One thing the Donizetti Festival in Bergamo is noted for is unarthing Donizetti rarities. The 2016 edition was Rosmonda d’Inghilterra; a dramatically rather slight piece based on the story of Henry II’s mistress, generally known as “The Fair Rosamund”. In the opera version Rosmonda is locked up in a tower by her lover Edegardo who has promised to marry her except he’s really Henry II (Enrico) and Leonora (Eleanor of Aquitaine) is going to have something to say about that. Complicating matters; Enrico’s page Arturo is in love with Rosmonda and her dad, Clifford, is the king’s principal counsellor and not at all happy about his daughter carrying on with a married man. Clifford’s plan to save the family’s honour is to have Arturo take Rosmonda off to Aquitaine and marry her. Rosmonda’s is to retire to a convent (as, apparently, the historical Rosamund did) . Enrico’s is to divorce Leonora (given Enrico’s problems with the church this seems highly implausible but, hey, bel canto) and make Rosmonda his queen. Leonora isn’t having any of this and shows up at the tower and kills Rosmonda. Finito. Along the way there’s lots of very workmanlike Donizetti music which sounds pretty much like most Donizetti operas.
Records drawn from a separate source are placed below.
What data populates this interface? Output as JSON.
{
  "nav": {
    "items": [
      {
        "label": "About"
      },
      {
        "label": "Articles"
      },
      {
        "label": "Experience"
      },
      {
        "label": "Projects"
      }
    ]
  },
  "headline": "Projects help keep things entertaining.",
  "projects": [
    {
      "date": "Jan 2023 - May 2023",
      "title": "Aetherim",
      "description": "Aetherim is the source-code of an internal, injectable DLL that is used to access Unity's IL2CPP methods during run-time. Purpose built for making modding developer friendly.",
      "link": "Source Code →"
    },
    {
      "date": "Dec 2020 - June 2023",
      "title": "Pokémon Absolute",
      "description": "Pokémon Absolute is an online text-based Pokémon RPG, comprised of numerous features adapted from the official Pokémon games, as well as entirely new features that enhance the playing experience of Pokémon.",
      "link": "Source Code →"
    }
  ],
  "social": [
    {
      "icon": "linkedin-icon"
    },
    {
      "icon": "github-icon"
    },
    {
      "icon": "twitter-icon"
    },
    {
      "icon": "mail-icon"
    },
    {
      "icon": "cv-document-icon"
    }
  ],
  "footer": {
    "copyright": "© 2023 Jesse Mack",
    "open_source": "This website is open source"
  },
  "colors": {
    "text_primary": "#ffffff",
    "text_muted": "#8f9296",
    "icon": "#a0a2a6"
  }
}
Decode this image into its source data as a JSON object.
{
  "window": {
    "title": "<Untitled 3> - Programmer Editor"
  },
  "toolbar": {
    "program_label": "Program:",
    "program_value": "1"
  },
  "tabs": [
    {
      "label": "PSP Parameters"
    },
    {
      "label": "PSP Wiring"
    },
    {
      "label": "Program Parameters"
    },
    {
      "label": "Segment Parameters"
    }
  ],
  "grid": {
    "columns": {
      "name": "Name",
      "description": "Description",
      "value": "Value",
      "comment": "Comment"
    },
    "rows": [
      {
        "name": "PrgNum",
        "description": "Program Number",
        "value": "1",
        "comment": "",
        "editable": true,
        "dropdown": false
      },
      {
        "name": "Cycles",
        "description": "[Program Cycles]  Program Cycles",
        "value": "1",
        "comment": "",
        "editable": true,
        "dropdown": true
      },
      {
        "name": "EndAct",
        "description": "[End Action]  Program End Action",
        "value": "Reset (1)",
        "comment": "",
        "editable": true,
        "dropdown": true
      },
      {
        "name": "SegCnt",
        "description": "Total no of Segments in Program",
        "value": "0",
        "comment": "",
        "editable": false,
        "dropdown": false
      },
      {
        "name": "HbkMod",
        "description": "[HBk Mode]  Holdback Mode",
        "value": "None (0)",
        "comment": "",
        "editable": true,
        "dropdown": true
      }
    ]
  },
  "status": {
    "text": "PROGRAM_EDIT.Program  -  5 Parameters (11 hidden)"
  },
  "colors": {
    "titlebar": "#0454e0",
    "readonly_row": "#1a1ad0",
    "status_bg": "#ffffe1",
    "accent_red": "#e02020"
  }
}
I rather like recordings from the Macerata Festival where the performances take place in the enormous amphitheatre of the Arena Sferisterio. Bellini’s Norma is a good choice for such as setting and the 2016 production directed by Luigi di Gangi and Ugo Giacomazzi makes good use of the space. It also uses string. The sets are stringy. The very scruffy Gauls wear shapeless tunics with lots of string over them. The slightly smarter Romans also wear string. And everybody plays with string. There are more strings than in the Princeton Physics Department. There’s lots of face paint too. The production also makes use of a spectacular multi-coloured lighting plot but, apart from the visuals, is pretty conventional and straightforward.
Adelaide di Borgogna is one of those rather odd “serious” Rossini works where bel canto collides with opera seria. The plot is fairly accurately based on an episode from 10th century history and is most definitely not a comedy. The form has progressed well beyond a succession of da capo arias with multiple ensemble numbers and quite a few choruses. But there’s a throwback to an earlier tradition in the use of high voices for heroic male roles though it seems that by 1817 castrati were rather rare and the crucial role of Ottone, the German emperor, was from the beginning sung by a female contralto.